RECORDS PROVIDED:
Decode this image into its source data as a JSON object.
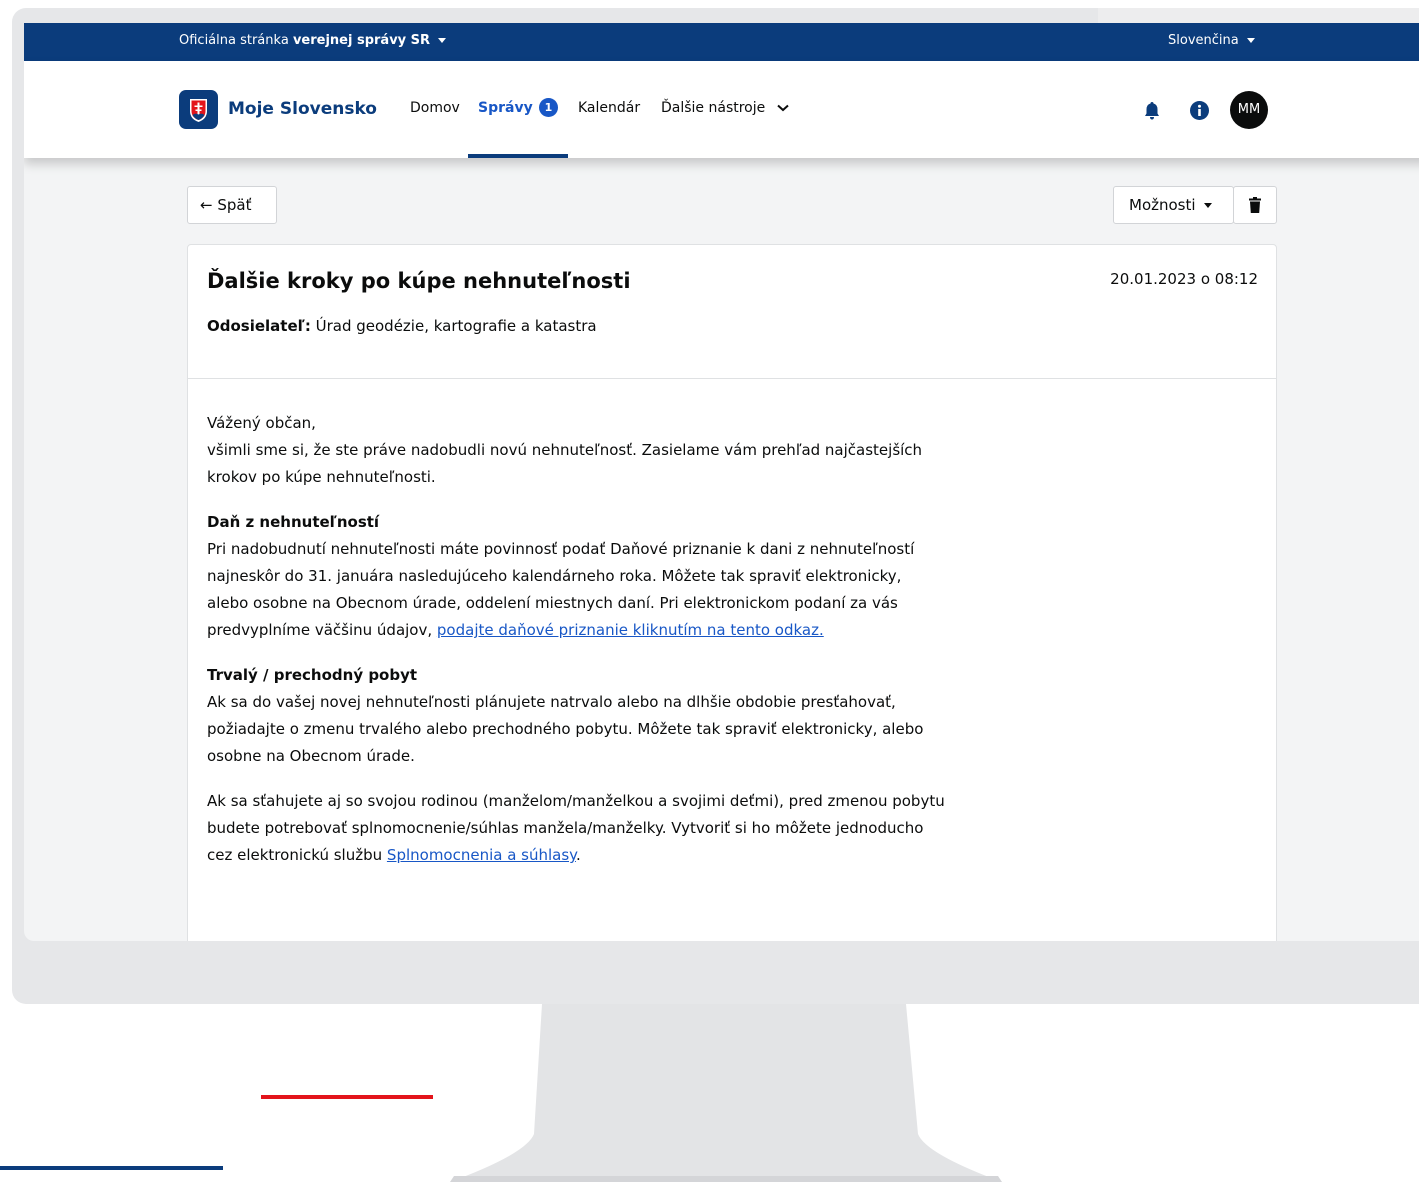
{
  "topbar": {
    "official_prefix": "Oficiálna stránka",
    "official_bold": "verejnej správy SR",
    "language": "Slovenčina"
  },
  "header": {
    "brand": "Moje Slovensko",
    "nav": {
      "home": "Domov",
      "messages": "Správy",
      "messages_badge": "1",
      "calendar": "Kalendár",
      "more_tools": "Ďalšie nástroje"
    },
    "avatar_initials": "MM",
    "icons": [
      "bell-icon",
      "info-icon",
      "chevron-down-icon"
    ],
    "colors": {
      "primary": "#0b3c7c",
      "accent": "#1857c6"
    }
  },
  "actions": {
    "back": "Späť",
    "options": "Možnosti"
  },
  "message": {
    "title": "Ďalšie kroky po kúpe nehnuteľnosti",
    "date": "20.01.2023 o 08:12",
    "sender_label": "Odosielateľ:",
    "sender": "Úrad geodézie, kartografie a katastra",
    "greeting": "Vážený občan,",
    "intro": "všimli sme si, že ste práve nadobudli novú nehnuteľnosť. Zasielame vám prehľad najčastejších krokov po kúpe nehnuteľnosti.",
    "sections": [
      {
        "heading": "Daň z nehnuteľností",
        "text": "Pri nadobudnutí nehnuteľnosti máte povinnosť podať Daňové priznanie k dani z nehnuteľností najneskôr do 31. januára nasledujúceho kalendárneho roka. Môžete tak spraviť elektronicky, alebo osobne na Obecnom úrade, oddelení miestnych daní. Pri elektronickom podaní za vás predvyplníme väčšinu údajov,",
        "link": "podajte daňové priznanie kliknutím na tento odkaz."
      },
      {
        "heading": "Trvalý / prechodný pobyt",
        "text": "Ak sa do vašej novej nehnuteľnosti plánujete natrvalo alebo na dlhšie obdobie presťahovať, požiadajte o zmenu trvalého alebo prechodného pobytu. Môžete tak spraviť elektronicky, alebo osobne na Obecnom úrade."
      }
    ],
    "family_text": "Ak sa sťahujete aj so svojou rodinou (manželom/manželkou a svojimi deťmi), pred zmenou pobytu budete potrebovať splnomocnenie/súhlas manžela/manželky. Vytvoriť si ho môžete jednoducho cez elektronickú službu",
    "family_link": "Splnomocnenia a súhlasy",
    "family_end": "."
  }
}
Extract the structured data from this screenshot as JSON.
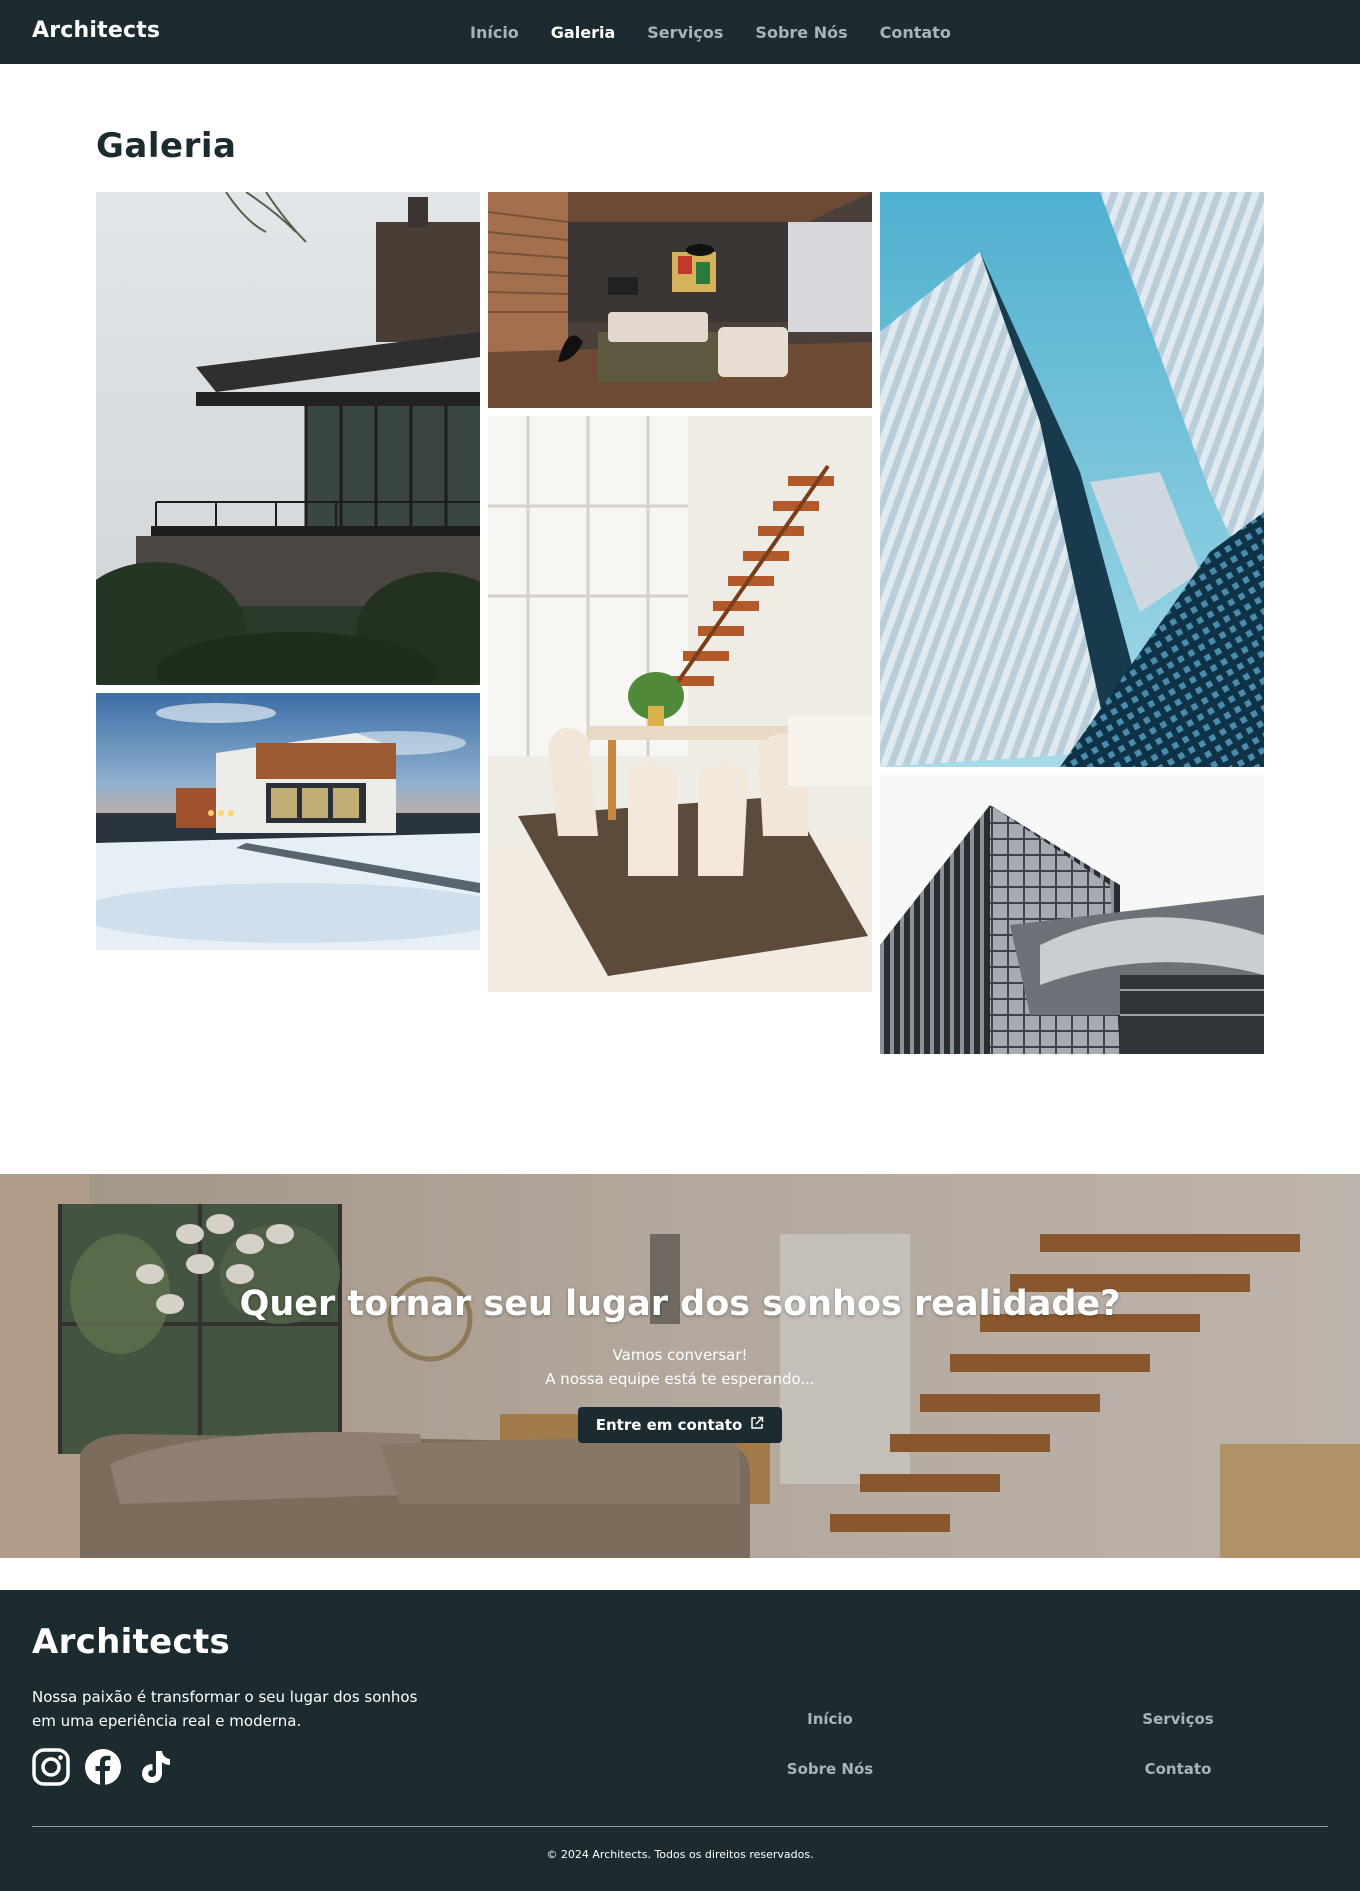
{
  "nav": {
    "brand": "Architects",
    "links": [
      {
        "label": "Início",
        "active": false
      },
      {
        "label": "Galeria",
        "active": true
      },
      {
        "label": "Serviços",
        "active": false
      },
      {
        "label": "Sobre Nós",
        "active": false
      },
      {
        "label": "Contato",
        "active": false
      }
    ]
  },
  "gallery": {
    "title": "Galeria",
    "photos": [
      {
        "subject": "modern house with cantilevered balconies among trees"
      },
      {
        "subject": "living room interior with wooden floor and blinds"
      },
      {
        "subject": "blue glass skyscrapers viewed from below"
      },
      {
        "subject": "modern house in snow at dusk"
      },
      {
        "subject": "dining room with floating wooden staircase"
      },
      {
        "subject": "glass office building facade"
      }
    ]
  },
  "cta": {
    "title": "Quer tornar seu lugar dos sonhos realidade?",
    "line1": "Vamos conversar!",
    "line2": "A nossa equipe está te esperando...",
    "button_label": "Entre em contato",
    "button_icon": "external-link-icon",
    "background_subject": "modern living room with sofa, kitchen and wooden staircase"
  },
  "footer": {
    "brand": "Architects",
    "description_line1": "Nossa paixão é transformar o seu lugar dos sonhos",
    "description_line2": "em uma eperiência real e moderna.",
    "social_icons": [
      "instagram-icon",
      "facebook-icon",
      "tiktok-icon"
    ],
    "links": {
      "inicio": "Início",
      "servicos": "Serviços",
      "sobre": "Sobre Nós",
      "contato": "Contato"
    },
    "copyright": "© 2024 Architects. Todos os direitos reservados."
  },
  "colors": {
    "primary_dark": "#1c2b30",
    "nav_link_muted": "#aab3b6",
    "white": "#ffffff"
  }
}
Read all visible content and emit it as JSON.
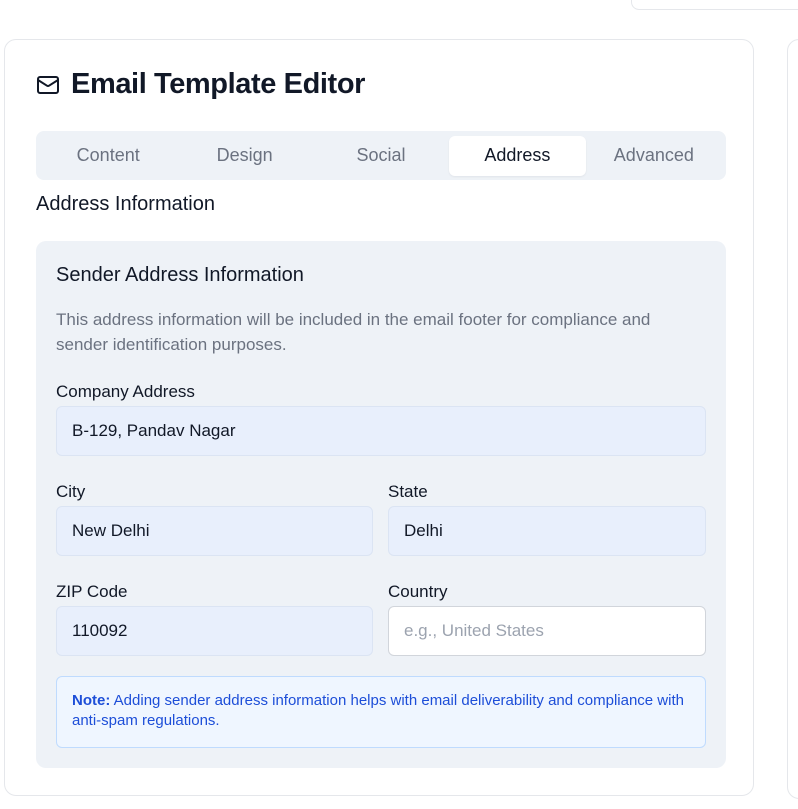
{
  "editor": {
    "title": "Email Template Editor",
    "icon": "mail-icon"
  },
  "tabs": [
    {
      "label": "Content",
      "active": false
    },
    {
      "label": "Design",
      "active": false
    },
    {
      "label": "Social",
      "active": false
    },
    {
      "label": "Address",
      "active": true
    },
    {
      "label": "Advanced",
      "active": false
    }
  ],
  "section": {
    "title": "Address Information"
  },
  "sender": {
    "title": "Sender Address Information",
    "description": "This address information will be included in the email footer for compliance and sender identification purposes.",
    "company_address": {
      "label": "Company Address",
      "value": "B-129, Pandav Nagar"
    },
    "city": {
      "label": "City",
      "value": "New Delhi"
    },
    "state": {
      "label": "State",
      "value": "Delhi"
    },
    "zip": {
      "label": "ZIP Code",
      "value": "110092"
    },
    "country": {
      "label": "Country",
      "value": "",
      "placeholder": "e.g., United States"
    },
    "note": {
      "prefix": "Note:",
      "text": "Adding sender address information helps with email deliverability and compliance with anti-spam regulations."
    }
  },
  "colors": {
    "accent_blue": "#1d4ed8",
    "filled_input_bg": "#e8effc",
    "panel_bg": "#eef2f7"
  }
}
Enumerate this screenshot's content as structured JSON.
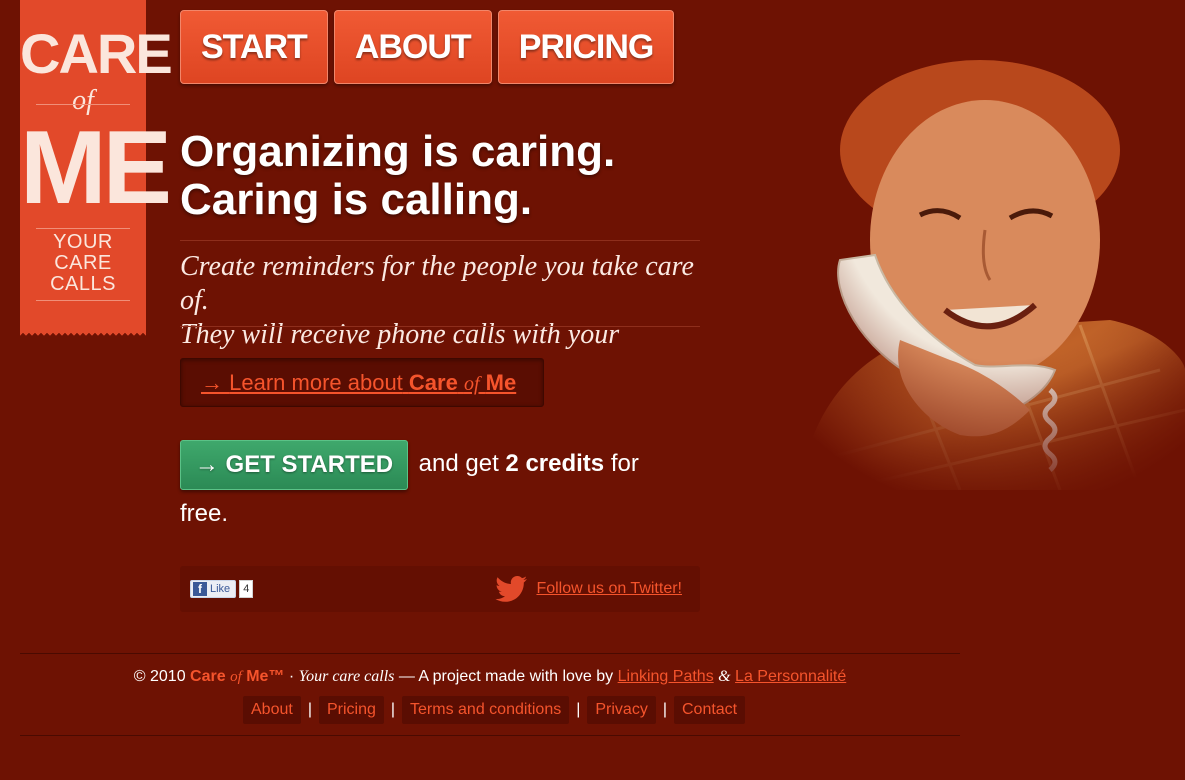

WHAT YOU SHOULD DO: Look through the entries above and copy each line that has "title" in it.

TASK SOLUTION:
    "title": "Ďalšie kroky po kúpe nehnuteľnosti",
    "title": "Galeria",
    "title": "Quer tornar seu lugar dos sonhos realidade?",
    "title": "Email Template Editor",
    "title": "Address Information"
    "title": "Sender Address Information",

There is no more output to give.